What to produce
Look through the lines below and copy each one that includes "permitted".

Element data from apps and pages
··········

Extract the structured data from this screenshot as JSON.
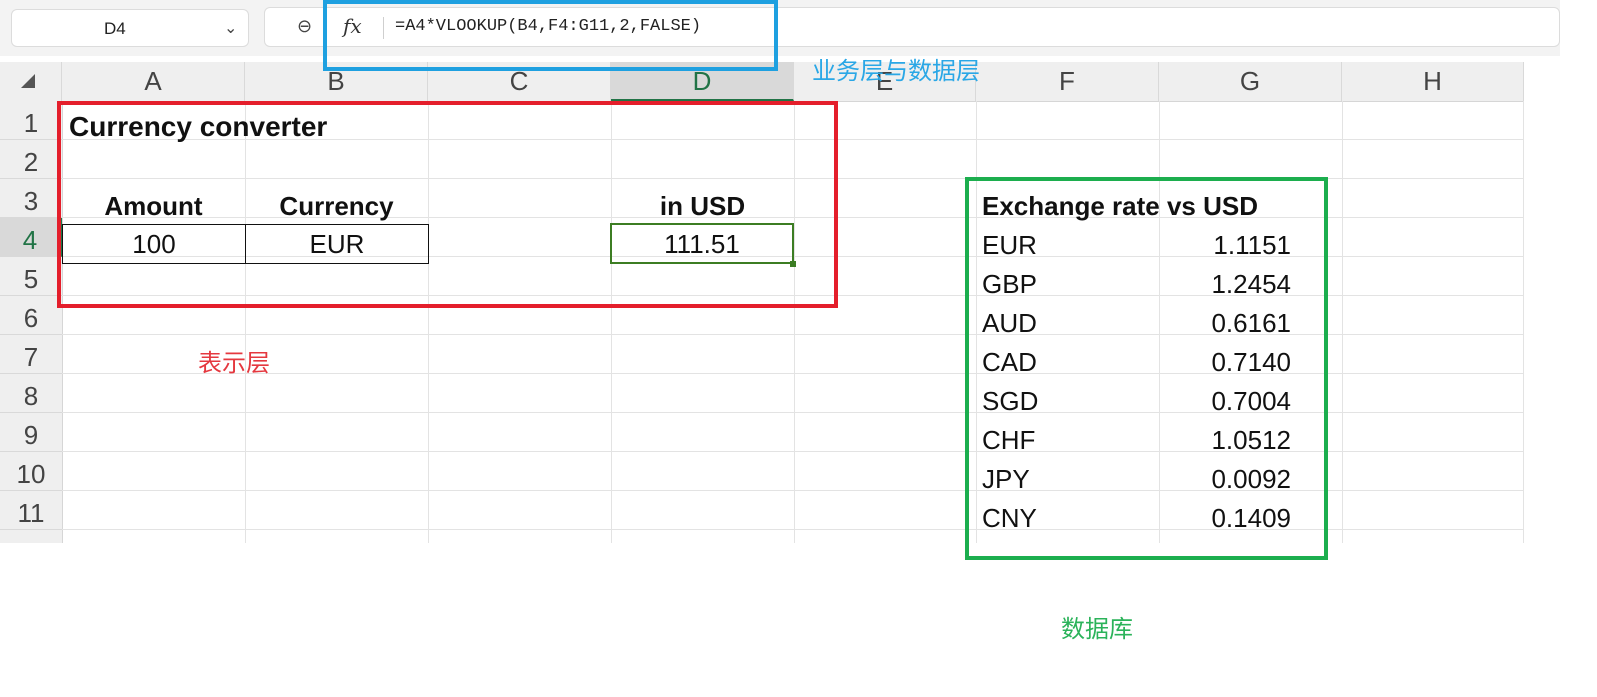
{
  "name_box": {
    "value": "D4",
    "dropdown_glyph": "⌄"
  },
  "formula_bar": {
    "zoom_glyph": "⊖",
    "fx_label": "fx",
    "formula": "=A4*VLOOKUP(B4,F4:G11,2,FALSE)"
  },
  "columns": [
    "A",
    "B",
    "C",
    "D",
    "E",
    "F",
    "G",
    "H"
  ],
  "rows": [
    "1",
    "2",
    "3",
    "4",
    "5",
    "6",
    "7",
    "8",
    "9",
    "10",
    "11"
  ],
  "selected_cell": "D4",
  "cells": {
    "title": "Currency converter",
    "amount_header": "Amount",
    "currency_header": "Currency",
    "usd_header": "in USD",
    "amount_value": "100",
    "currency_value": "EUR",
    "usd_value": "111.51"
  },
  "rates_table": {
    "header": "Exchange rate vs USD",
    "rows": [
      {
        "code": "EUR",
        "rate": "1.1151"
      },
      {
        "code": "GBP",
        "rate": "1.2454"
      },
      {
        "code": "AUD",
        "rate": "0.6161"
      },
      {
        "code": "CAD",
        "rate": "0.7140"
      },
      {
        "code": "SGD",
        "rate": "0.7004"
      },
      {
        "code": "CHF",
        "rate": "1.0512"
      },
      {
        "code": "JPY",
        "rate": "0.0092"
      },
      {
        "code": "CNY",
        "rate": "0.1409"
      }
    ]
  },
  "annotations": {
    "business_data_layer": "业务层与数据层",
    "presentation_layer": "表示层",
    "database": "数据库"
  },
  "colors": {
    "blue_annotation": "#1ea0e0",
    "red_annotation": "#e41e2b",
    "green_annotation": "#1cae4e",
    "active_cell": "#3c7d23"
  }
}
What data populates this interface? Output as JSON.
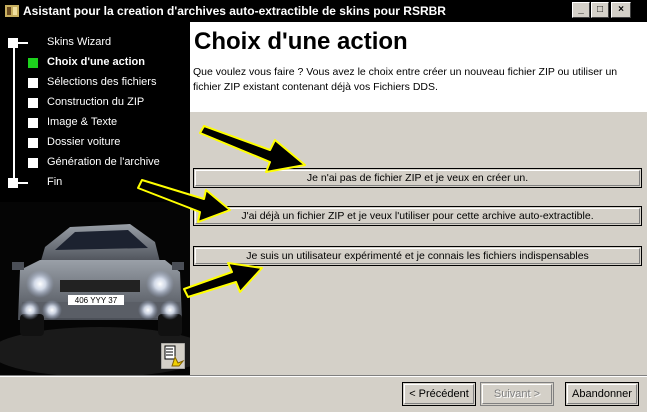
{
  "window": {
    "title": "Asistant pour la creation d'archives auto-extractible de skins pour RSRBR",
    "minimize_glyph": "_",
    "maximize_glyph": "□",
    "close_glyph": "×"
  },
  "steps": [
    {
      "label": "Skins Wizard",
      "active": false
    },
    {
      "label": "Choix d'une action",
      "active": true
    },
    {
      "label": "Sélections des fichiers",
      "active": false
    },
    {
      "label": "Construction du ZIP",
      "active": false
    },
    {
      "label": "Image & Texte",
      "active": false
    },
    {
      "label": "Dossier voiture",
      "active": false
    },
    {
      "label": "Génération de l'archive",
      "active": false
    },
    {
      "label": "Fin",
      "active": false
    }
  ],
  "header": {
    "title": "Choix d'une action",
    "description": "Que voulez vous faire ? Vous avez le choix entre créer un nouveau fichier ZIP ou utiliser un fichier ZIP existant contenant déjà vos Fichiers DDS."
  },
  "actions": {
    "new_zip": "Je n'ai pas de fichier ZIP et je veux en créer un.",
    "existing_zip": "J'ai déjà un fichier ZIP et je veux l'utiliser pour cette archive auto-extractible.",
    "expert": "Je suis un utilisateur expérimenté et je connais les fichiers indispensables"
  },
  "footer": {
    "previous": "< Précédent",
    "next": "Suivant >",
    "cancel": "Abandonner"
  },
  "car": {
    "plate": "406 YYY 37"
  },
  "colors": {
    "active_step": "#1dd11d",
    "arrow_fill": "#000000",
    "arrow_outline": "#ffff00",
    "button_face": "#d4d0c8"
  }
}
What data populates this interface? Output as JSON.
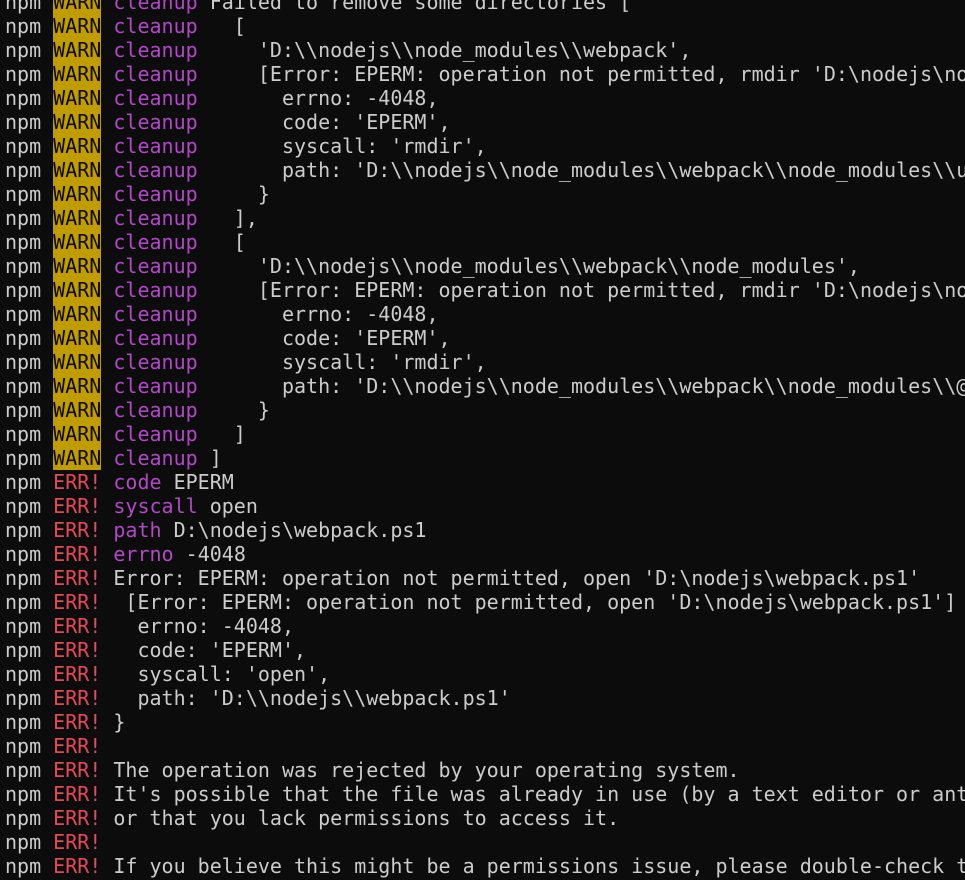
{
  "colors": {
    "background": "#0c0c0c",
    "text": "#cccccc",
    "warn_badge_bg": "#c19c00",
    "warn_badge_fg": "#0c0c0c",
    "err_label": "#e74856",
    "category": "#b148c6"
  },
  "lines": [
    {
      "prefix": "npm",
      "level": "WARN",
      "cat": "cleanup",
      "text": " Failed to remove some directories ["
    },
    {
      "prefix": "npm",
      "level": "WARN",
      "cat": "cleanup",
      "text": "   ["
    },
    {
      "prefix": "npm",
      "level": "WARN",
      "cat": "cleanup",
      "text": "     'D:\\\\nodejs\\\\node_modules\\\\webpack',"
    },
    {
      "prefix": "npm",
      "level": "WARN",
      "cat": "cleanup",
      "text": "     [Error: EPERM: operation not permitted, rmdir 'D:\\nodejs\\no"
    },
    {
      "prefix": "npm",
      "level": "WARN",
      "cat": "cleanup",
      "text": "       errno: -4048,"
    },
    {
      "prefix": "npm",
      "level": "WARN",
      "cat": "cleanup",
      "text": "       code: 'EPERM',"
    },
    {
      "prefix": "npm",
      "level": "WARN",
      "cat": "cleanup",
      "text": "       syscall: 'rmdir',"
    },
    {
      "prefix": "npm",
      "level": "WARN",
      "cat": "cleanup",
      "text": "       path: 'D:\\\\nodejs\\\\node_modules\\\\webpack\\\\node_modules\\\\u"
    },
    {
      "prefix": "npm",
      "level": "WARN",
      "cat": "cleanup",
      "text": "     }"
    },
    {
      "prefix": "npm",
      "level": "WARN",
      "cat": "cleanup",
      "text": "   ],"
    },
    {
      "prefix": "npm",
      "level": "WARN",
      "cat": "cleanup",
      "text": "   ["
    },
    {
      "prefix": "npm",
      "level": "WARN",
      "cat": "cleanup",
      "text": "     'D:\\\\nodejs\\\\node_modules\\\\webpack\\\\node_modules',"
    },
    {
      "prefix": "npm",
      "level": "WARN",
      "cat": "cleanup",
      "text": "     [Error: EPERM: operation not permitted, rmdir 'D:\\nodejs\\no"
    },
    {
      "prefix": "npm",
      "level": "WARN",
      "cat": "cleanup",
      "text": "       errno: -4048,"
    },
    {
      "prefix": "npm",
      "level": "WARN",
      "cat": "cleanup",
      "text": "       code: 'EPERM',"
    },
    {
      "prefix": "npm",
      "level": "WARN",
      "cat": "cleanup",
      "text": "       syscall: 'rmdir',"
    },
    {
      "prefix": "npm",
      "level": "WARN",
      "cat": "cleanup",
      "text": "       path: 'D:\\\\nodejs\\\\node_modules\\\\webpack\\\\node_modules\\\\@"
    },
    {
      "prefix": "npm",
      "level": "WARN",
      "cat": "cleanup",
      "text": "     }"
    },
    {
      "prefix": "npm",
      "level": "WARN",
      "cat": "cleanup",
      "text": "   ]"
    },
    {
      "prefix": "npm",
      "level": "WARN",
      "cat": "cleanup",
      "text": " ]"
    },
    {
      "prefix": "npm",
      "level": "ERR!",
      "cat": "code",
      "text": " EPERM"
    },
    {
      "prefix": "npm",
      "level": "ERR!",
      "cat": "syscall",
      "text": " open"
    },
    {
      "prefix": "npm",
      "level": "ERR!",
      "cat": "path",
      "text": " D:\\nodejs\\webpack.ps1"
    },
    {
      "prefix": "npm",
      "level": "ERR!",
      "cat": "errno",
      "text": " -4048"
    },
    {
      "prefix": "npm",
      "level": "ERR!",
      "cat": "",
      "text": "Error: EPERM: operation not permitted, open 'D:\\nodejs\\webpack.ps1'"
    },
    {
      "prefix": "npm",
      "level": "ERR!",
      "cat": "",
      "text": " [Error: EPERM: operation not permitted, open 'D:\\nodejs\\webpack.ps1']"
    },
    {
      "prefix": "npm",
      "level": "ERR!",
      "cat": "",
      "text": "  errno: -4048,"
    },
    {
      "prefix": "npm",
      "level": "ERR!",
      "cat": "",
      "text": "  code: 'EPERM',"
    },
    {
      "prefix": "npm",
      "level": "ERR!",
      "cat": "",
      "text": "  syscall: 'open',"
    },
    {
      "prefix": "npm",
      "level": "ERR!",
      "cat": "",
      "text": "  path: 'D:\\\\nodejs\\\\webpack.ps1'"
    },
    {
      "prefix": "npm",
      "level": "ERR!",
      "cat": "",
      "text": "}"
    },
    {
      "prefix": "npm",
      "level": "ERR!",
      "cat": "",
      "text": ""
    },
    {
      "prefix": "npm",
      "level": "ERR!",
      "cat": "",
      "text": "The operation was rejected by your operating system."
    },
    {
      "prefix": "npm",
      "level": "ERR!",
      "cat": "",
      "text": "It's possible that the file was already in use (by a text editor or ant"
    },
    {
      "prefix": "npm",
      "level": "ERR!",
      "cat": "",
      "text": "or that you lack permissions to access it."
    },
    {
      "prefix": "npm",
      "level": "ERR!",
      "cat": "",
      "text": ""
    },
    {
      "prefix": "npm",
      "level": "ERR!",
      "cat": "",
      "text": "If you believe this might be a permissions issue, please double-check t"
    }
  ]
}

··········

Your solution
      "text": "     [Error: EPERM: operation not permitted, rmdir 'D:\\nodejs\\no"
      "text": "     [Error: EPERM: operation not permitted, rmdir 'D:\\nodejs\\no"
      "text": "Error: EPERM: operation not permitted, open 'D:\\nodejs\\webpack.ps1'"
      "text": " [Error: EPERM: operation not permitted, open 'D:\\nodejs\\webpack.ps1']"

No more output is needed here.